RECORDS PROVIDED »
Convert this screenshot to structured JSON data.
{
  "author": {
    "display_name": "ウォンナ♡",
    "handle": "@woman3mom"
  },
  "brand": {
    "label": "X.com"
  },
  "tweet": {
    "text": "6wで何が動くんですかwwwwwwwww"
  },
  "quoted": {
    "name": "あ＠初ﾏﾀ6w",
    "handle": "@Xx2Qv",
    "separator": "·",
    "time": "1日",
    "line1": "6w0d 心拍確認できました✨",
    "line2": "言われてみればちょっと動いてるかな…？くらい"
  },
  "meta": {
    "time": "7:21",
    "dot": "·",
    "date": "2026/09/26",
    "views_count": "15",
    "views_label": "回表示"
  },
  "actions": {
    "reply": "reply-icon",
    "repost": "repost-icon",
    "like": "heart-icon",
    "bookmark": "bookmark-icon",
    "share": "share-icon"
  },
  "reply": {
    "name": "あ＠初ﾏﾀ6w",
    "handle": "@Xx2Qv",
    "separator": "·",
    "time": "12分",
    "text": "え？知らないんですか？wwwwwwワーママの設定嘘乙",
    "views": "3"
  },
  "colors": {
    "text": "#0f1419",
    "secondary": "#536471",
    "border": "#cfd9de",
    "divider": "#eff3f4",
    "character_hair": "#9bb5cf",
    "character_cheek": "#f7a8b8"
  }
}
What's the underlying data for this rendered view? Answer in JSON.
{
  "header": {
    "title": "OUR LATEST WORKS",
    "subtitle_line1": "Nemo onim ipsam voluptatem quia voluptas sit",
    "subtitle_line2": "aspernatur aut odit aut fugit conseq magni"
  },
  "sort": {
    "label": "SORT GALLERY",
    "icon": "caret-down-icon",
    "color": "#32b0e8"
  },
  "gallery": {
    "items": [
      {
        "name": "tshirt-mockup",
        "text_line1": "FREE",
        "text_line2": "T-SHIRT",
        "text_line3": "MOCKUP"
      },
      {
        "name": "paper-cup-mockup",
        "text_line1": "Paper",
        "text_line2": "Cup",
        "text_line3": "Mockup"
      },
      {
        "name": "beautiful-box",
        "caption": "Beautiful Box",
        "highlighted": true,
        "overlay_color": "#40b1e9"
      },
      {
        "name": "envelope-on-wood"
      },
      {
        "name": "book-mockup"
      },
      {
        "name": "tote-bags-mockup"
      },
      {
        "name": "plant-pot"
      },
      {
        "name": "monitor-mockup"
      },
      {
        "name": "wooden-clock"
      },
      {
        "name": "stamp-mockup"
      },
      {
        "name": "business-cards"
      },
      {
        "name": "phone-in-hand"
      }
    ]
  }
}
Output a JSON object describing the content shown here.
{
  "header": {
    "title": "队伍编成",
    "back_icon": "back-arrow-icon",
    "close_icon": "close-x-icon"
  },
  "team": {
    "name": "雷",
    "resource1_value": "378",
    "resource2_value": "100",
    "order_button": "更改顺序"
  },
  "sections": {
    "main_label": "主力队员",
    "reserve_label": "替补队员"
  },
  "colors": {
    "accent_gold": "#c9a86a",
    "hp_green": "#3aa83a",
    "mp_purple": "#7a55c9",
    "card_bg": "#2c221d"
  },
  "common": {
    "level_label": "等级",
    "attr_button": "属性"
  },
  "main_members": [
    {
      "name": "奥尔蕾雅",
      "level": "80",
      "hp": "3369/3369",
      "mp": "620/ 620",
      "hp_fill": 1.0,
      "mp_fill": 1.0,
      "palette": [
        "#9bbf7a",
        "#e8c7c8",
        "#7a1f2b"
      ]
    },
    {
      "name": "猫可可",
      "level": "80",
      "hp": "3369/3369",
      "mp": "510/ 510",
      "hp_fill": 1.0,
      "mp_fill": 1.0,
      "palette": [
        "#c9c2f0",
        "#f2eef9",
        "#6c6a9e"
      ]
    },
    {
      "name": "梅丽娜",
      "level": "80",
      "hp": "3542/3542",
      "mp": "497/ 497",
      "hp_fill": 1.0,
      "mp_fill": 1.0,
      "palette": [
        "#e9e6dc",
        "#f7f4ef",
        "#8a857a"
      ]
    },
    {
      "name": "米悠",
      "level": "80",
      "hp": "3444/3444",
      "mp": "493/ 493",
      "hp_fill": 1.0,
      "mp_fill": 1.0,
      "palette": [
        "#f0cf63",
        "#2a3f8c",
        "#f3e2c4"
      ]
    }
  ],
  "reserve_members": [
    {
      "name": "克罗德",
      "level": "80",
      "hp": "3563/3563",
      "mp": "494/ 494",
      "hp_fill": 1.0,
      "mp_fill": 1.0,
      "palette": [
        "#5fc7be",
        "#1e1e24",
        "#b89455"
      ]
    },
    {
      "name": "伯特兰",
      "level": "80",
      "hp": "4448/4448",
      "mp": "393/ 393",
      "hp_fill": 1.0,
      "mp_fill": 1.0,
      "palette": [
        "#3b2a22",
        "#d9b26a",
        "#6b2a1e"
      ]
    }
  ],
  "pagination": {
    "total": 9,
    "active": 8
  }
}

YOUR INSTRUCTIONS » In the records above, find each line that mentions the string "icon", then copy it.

ANSWER FOR THIS EXERCISE »
    "reply": "reply-icon",
    "repost": "repost-icon",
    "like": "heart-icon",
    "bookmark": "bookmark-icon",
    "share": "share-icon"
    "icon": "caret-down-icon",
    "back_icon": "back-arrow-icon",
    "close_icon": "close-x-icon"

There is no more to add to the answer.